- Dataset extract -
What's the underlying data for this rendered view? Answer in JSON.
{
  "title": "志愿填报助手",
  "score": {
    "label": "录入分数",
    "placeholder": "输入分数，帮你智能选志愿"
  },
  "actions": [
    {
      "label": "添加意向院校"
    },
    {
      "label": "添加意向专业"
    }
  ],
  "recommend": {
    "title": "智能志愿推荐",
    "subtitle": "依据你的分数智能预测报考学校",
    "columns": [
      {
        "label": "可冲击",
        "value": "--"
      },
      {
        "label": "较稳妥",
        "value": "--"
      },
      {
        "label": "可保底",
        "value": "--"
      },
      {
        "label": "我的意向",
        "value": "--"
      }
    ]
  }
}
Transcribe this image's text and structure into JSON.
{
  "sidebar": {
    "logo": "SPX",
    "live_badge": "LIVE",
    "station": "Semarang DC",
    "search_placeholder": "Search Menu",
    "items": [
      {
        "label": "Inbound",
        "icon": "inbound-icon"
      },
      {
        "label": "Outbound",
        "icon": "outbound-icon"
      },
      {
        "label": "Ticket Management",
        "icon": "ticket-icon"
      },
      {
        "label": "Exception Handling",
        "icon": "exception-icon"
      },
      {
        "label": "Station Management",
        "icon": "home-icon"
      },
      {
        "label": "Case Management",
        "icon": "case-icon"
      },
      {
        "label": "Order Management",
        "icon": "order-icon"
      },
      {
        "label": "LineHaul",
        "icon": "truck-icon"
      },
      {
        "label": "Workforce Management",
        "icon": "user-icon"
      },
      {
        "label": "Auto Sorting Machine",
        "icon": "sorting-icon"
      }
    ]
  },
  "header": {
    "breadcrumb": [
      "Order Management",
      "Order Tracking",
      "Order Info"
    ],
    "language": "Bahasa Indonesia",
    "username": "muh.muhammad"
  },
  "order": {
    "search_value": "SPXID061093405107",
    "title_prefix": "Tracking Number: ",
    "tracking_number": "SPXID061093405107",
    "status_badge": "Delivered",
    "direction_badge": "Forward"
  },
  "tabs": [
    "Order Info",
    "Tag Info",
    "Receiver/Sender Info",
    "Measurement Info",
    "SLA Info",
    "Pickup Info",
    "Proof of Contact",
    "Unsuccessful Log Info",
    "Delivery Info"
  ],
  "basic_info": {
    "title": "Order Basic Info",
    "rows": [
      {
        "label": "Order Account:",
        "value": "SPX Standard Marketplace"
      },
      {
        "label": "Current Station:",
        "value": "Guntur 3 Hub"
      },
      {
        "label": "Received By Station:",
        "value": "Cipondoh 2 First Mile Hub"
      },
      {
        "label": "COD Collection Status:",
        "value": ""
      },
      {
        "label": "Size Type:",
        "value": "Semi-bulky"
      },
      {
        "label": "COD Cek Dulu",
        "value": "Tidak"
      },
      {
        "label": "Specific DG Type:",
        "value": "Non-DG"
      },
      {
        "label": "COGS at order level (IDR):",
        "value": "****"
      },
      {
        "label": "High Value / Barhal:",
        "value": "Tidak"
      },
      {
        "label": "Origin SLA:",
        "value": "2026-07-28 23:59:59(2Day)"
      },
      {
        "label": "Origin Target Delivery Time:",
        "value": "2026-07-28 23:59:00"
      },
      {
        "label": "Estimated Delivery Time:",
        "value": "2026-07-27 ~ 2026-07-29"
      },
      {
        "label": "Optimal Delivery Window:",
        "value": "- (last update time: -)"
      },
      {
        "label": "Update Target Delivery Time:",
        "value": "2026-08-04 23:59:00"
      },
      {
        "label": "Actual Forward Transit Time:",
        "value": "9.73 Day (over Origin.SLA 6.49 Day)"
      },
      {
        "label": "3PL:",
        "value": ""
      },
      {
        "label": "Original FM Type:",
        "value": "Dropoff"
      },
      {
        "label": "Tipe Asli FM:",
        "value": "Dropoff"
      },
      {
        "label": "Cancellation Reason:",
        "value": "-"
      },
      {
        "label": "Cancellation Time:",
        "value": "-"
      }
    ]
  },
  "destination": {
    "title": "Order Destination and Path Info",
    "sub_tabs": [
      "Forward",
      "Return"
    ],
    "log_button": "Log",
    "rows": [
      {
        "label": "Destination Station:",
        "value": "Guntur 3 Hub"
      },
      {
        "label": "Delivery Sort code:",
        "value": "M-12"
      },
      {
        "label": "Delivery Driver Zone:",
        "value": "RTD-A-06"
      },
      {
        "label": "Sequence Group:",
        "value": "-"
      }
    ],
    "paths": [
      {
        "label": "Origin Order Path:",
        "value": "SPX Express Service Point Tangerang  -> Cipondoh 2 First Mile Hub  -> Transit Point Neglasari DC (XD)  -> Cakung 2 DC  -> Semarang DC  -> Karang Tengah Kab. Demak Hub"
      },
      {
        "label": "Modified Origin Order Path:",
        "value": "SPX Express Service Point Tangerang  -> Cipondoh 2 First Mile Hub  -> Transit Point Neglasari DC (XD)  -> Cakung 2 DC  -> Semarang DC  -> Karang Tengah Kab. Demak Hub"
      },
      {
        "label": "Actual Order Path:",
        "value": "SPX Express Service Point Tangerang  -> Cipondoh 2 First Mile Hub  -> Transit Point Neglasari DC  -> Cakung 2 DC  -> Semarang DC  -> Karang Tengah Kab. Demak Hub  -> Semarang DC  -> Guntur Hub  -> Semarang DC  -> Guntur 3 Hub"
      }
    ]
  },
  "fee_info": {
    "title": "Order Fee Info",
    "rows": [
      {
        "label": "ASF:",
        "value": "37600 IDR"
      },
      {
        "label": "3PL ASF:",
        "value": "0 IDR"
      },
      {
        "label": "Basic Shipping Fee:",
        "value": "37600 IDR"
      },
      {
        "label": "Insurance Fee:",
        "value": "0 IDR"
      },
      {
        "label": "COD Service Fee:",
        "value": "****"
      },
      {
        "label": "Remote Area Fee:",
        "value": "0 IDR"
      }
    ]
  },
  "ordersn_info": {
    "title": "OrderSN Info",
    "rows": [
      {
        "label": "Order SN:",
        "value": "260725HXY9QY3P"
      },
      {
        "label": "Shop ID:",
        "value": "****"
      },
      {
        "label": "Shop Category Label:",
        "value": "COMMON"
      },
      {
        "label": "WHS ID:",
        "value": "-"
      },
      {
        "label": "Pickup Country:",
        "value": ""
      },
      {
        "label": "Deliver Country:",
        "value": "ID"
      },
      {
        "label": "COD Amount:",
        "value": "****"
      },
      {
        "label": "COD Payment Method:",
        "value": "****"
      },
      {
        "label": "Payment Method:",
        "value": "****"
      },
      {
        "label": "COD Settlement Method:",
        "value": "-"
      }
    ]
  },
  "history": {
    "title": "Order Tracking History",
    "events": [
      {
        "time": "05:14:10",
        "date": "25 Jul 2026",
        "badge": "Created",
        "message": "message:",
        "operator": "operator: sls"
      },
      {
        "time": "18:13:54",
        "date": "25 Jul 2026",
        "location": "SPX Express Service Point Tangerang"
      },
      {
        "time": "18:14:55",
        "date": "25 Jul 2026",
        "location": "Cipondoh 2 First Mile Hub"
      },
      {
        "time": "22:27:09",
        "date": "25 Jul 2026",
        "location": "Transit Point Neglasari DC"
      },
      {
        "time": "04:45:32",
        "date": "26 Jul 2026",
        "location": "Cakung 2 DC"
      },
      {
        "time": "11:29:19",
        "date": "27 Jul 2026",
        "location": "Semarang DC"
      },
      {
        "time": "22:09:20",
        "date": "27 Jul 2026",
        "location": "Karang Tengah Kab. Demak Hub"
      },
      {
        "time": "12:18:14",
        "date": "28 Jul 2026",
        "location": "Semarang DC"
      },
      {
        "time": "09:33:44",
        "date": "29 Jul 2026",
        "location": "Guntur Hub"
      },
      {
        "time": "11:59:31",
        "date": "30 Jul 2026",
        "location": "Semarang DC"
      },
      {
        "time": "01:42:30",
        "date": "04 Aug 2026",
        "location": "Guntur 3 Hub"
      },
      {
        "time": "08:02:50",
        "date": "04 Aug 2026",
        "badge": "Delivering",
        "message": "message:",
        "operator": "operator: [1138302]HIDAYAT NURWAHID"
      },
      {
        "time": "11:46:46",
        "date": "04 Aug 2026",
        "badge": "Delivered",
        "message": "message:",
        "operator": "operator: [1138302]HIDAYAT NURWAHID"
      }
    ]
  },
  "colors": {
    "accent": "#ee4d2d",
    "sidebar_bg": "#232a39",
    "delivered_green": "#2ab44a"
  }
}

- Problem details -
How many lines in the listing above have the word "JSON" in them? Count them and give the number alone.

- Solved problem -
2